Work instructions :: Copy the data that appears below exactly. Drop the pictures.

Items from an interface collection

=======

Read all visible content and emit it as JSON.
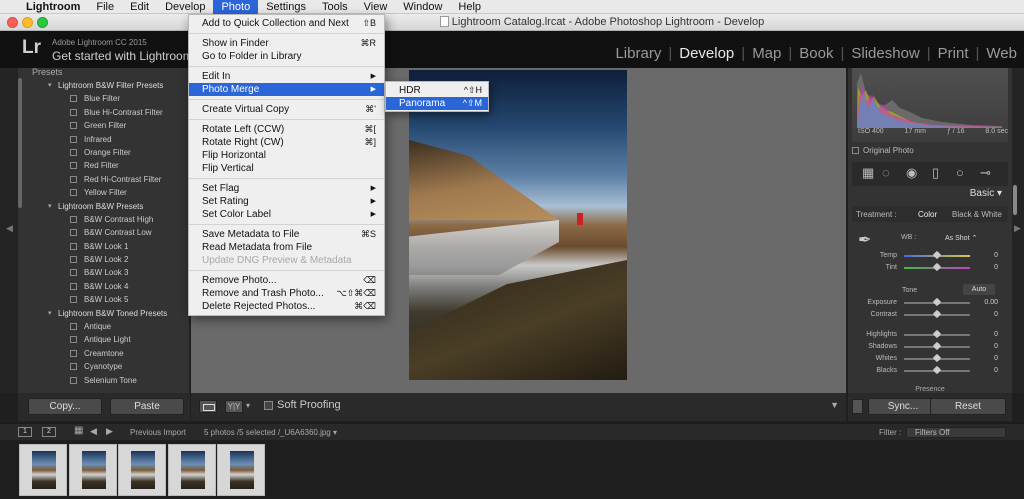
{
  "menubar": {
    "app": "Lightroom",
    "items": [
      "File",
      "Edit",
      "Develop",
      "Photo",
      "Settings",
      "Tools",
      "View",
      "Window",
      "Help"
    ],
    "active": "Photo"
  },
  "window": {
    "title": "Lightroom Catalog.lrcat - Adobe Photoshop Lightroom - Develop"
  },
  "identity": {
    "logo": "Lr",
    "version": "Adobe Lightroom CC 2015",
    "tagline": "Get started with Lightroom"
  },
  "modules": [
    "Library",
    "Develop",
    "Map",
    "Book",
    "Slideshow",
    "Print",
    "Web"
  ],
  "modules_selected": "Develop",
  "presets": {
    "header": "Presets",
    "groups": [
      {
        "name": "Lightroom B&W Filter Presets",
        "items": [
          "Blue Filter",
          "Blue Hi-Contrast Filter",
          "Green Filter",
          "Infrared",
          "Orange Filter",
          "Red Filter",
          "Red Hi-Contrast Filter",
          "Yellow Filter"
        ]
      },
      {
        "name": "Lightroom B&W Presets",
        "items": [
          "B&W Contrast High",
          "B&W Contrast Low",
          "B&W Look 1",
          "B&W Look 2",
          "B&W Look 3",
          "B&W Look 4",
          "B&W Look 5"
        ]
      },
      {
        "name": "Lightroom B&W Toned Presets",
        "items": [
          "Antique",
          "Antique Light",
          "Creamtone",
          "Cyanotype",
          "Selenium Tone"
        ]
      }
    ]
  },
  "left_buttons": {
    "copy": "Copy...",
    "paste": "Paste"
  },
  "toolbar": {
    "yy": "Y|Y",
    "soft_proofing": "Soft Proofing"
  },
  "photo_menu": {
    "items": [
      {
        "label": "Add to Quick Collection and Next",
        "shortcut": "⇧B"
      },
      {
        "sep": true
      },
      {
        "label": "Show in Finder",
        "shortcut": "⌘R"
      },
      {
        "label": "Go to Folder in Library",
        "shortcut": ""
      },
      {
        "sep": true
      },
      {
        "label": "Edit In",
        "shortcut": "▶"
      },
      {
        "label": "Photo Merge",
        "shortcut": "▶",
        "selected": true
      },
      {
        "sep": true
      },
      {
        "label": "Create Virtual Copy",
        "shortcut": "⌘'"
      },
      {
        "sep": true
      },
      {
        "label": "Rotate Left (CCW)",
        "shortcut": "⌘["
      },
      {
        "label": "Rotate Right (CW)",
        "shortcut": "⌘]"
      },
      {
        "label": "Flip Horizontal",
        "shortcut": ""
      },
      {
        "label": "Flip Vertical",
        "shortcut": ""
      },
      {
        "sep": true
      },
      {
        "label": "Set Flag",
        "shortcut": "▶"
      },
      {
        "label": "Set Rating",
        "shortcut": "▶"
      },
      {
        "label": "Set Color Label",
        "shortcut": "▶"
      },
      {
        "sep": true
      },
      {
        "label": "Save Metadata to File",
        "shortcut": "⌘S"
      },
      {
        "label": "Read Metadata from File",
        "shortcut": ""
      },
      {
        "label": "Update DNG Preview & Metadata",
        "shortcut": "",
        "disabled": true
      },
      {
        "sep": true
      },
      {
        "label": "Remove Photo...",
        "shortcut": "⌫"
      },
      {
        "label": "Remove and Trash Photo...",
        "shortcut": "⌥⇧⌘⌫"
      },
      {
        "label": "Delete Rejected Photos...",
        "shortcut": "⌘⌫"
      }
    ]
  },
  "photo_merge_menu": {
    "items": [
      {
        "label": "HDR",
        "shortcut": "^⇧H"
      },
      {
        "label": "Panorama",
        "shortcut": "^⇧M",
        "selected": true
      }
    ]
  },
  "histogram": {
    "iso": "ISO 400",
    "focal": "17 mm",
    "aperture": "ƒ / 16",
    "shutter": "8.0 sec",
    "original_photo": "Original Photo"
  },
  "basic": {
    "title": "Basic",
    "treatment_label": "Treatment :",
    "treatment_color": "Color",
    "treatment_bw": "Black & White",
    "wb_label": "WB :",
    "wb_value": "As Shot ⌃",
    "tone_label": "Tone",
    "auto": "Auto",
    "sliders": [
      {
        "label": "Temp",
        "value": "0",
        "pos": 0.5,
        "track": "temp"
      },
      {
        "label": "Tint",
        "value": "0",
        "pos": 0.5,
        "track": "tint"
      },
      {
        "label": "Exposure",
        "value": "0.00",
        "pos": 0.5,
        "track": "plain"
      },
      {
        "label": "Contrast",
        "value": "0",
        "pos": 0.5,
        "track": "plain"
      },
      {
        "label": "Highlights",
        "value": "0",
        "pos": 0.5,
        "track": "plain"
      },
      {
        "label": "Shadows",
        "value": "0",
        "pos": 0.5,
        "track": "plain"
      },
      {
        "label": "Whites",
        "value": "0",
        "pos": 0.5,
        "track": "plain"
      },
      {
        "label": "Blacks",
        "value": "0",
        "pos": 0.5,
        "track": "plain"
      }
    ],
    "presence": "Presence"
  },
  "right_buttons": {
    "sync": "Sync...",
    "reset": "Reset"
  },
  "filmstrip": {
    "monitor1": "1",
    "monitor2": "2",
    "source": "Previous Import",
    "count": "5 photos /5 selected /_U6A6360.jpg ▾",
    "filter_label": "Filter :",
    "filter_value": "Filters Off",
    "thumb_count": 5
  },
  "colors": {
    "accent": "#2b66d9",
    "panel": "#333333",
    "background": "#1f1f1f"
  }
}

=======

Expected answer ::
Read all visible content and emit it as JSON.
{
  "menubar": {
    "app": "Lightroom",
    "items": [
      "File",
      "Edit",
      "Develop",
      "Photo",
      "Settings",
      "Tools",
      "View",
      "Window",
      "Help"
    ],
    "active": "Photo"
  },
  "window": {
    "title": "Lightroom Catalog.lrcat - Adobe Photoshop Lightroom - Develop"
  },
  "identity": {
    "logo": "Lr",
    "version": "Adobe Lightroom CC 2015",
    "tagline": "Get started with Lightroom"
  },
  "modules": [
    "Library",
    "Develop",
    "Map",
    "Book",
    "Slideshow",
    "Print",
    "Web"
  ],
  "modules_selected": "Develop",
  "presets": {
    "header": "Presets",
    "groups": [
      {
        "name": "Lightroom B&W Filter Presets",
        "items": [
          "Blue Filter",
          "Blue Hi-Contrast Filter",
          "Green Filter",
          "Infrared",
          "Orange Filter",
          "Red Filter",
          "Red Hi-Contrast Filter",
          "Yellow Filter"
        ]
      },
      {
        "name": "Lightroom B&W Presets",
        "items": [
          "B&W Contrast High",
          "B&W Contrast Low",
          "B&W Look 1",
          "B&W Look 2",
          "B&W Look 3",
          "B&W Look 4",
          "B&W Look 5"
        ]
      },
      {
        "name": "Lightroom B&W Toned Presets",
        "items": [
          "Antique",
          "Antique Light",
          "Creamtone",
          "Cyanotype",
          "Selenium Tone"
        ]
      }
    ]
  },
  "left_buttons": {
    "copy": "Copy...",
    "paste": "Paste"
  },
  "toolbar": {
    "yy": "Y|Y",
    "soft_proofing": "Soft Proofing"
  },
  "photo_menu": {
    "items": [
      {
        "label": "Add to Quick Collection and Next",
        "shortcut": "⇧B"
      },
      {
        "sep": true
      },
      {
        "label": "Show in Finder",
        "shortcut": "⌘R"
      },
      {
        "label": "Go to Folder in Library",
        "shortcut": ""
      },
      {
        "sep": true
      },
      {
        "label": "Edit In",
        "shortcut": "▶"
      },
      {
        "label": "Photo Merge",
        "shortcut": "▶",
        "selected": true
      },
      {
        "sep": true
      },
      {
        "label": "Create Virtual Copy",
        "shortcut": "⌘'"
      },
      {
        "sep": true
      },
      {
        "label": "Rotate Left (CCW)",
        "shortcut": "⌘["
      },
      {
        "label": "Rotate Right (CW)",
        "shortcut": "⌘]"
      },
      {
        "label": "Flip Horizontal",
        "shortcut": ""
      },
      {
        "label": "Flip Vertical",
        "shortcut": ""
      },
      {
        "sep": true
      },
      {
        "label": "Set Flag",
        "shortcut": "▶"
      },
      {
        "label": "Set Rating",
        "shortcut": "▶"
      },
      {
        "label": "Set Color Label",
        "shortcut": "▶"
      },
      {
        "sep": true
      },
      {
        "label": "Save Metadata to File",
        "shortcut": "⌘S"
      },
      {
        "label": "Read Metadata from File",
        "shortcut": ""
      },
      {
        "label": "Update DNG Preview & Metadata",
        "shortcut": "",
        "disabled": true
      },
      {
        "sep": true
      },
      {
        "label": "Remove Photo...",
        "shortcut": "⌫"
      },
      {
        "label": "Remove and Trash Photo...",
        "shortcut": "⌥⇧⌘⌫"
      },
      {
        "label": "Delete Rejected Photos...",
        "shortcut": "⌘⌫"
      }
    ]
  },
  "photo_merge_menu": {
    "items": [
      {
        "label": "HDR",
        "shortcut": "^⇧H"
      },
      {
        "label": "Panorama",
        "shortcut": "^⇧M",
        "selected": true
      }
    ]
  },
  "histogram": {
    "iso": "ISO 400",
    "focal": "17 mm",
    "aperture": "ƒ / 16",
    "shutter": "8.0 sec",
    "original_photo": "Original Photo"
  },
  "basic": {
    "title": "Basic",
    "treatment_label": "Treatment :",
    "treatment_color": "Color",
    "treatment_bw": "Black & White",
    "wb_label": "WB :",
    "wb_value": "As Shot ⌃",
    "tone_label": "Tone",
    "auto": "Auto",
    "sliders": [
      {
        "label": "Temp",
        "value": "0",
        "pos": 0.5,
        "track": "temp"
      },
      {
        "label": "Tint",
        "value": "0",
        "pos": 0.5,
        "track": "tint"
      },
      {
        "label": "Exposure",
        "value": "0.00",
        "pos": 0.5,
        "track": "plain"
      },
      {
        "label": "Contrast",
        "value": "0",
        "pos": 0.5,
        "track": "plain"
      },
      {
        "label": "Highlights",
        "value": "0",
        "pos": 0.5,
        "track": "plain"
      },
      {
        "label": "Shadows",
        "value": "0",
        "pos": 0.5,
        "track": "plain"
      },
      {
        "label": "Whites",
        "value": "0",
        "pos": 0.5,
        "track": "plain"
      },
      {
        "label": "Blacks",
        "value": "0",
        "pos": 0.5,
        "track": "plain"
      }
    ],
    "presence": "Presence"
  },
  "right_buttons": {
    "sync": "Sync...",
    "reset": "Reset"
  },
  "filmstrip": {
    "monitor1": "1",
    "monitor2": "2",
    "source": "Previous Import",
    "count": "5 photos /5 selected /_U6A6360.jpg ▾",
    "filter_label": "Filter :",
    "filter_value": "Filters Off",
    "thumb_count": 5
  },
  "colors": {
    "accent": "#2b66d9",
    "panel": "#333333",
    "background": "#1f1f1f"
  }
}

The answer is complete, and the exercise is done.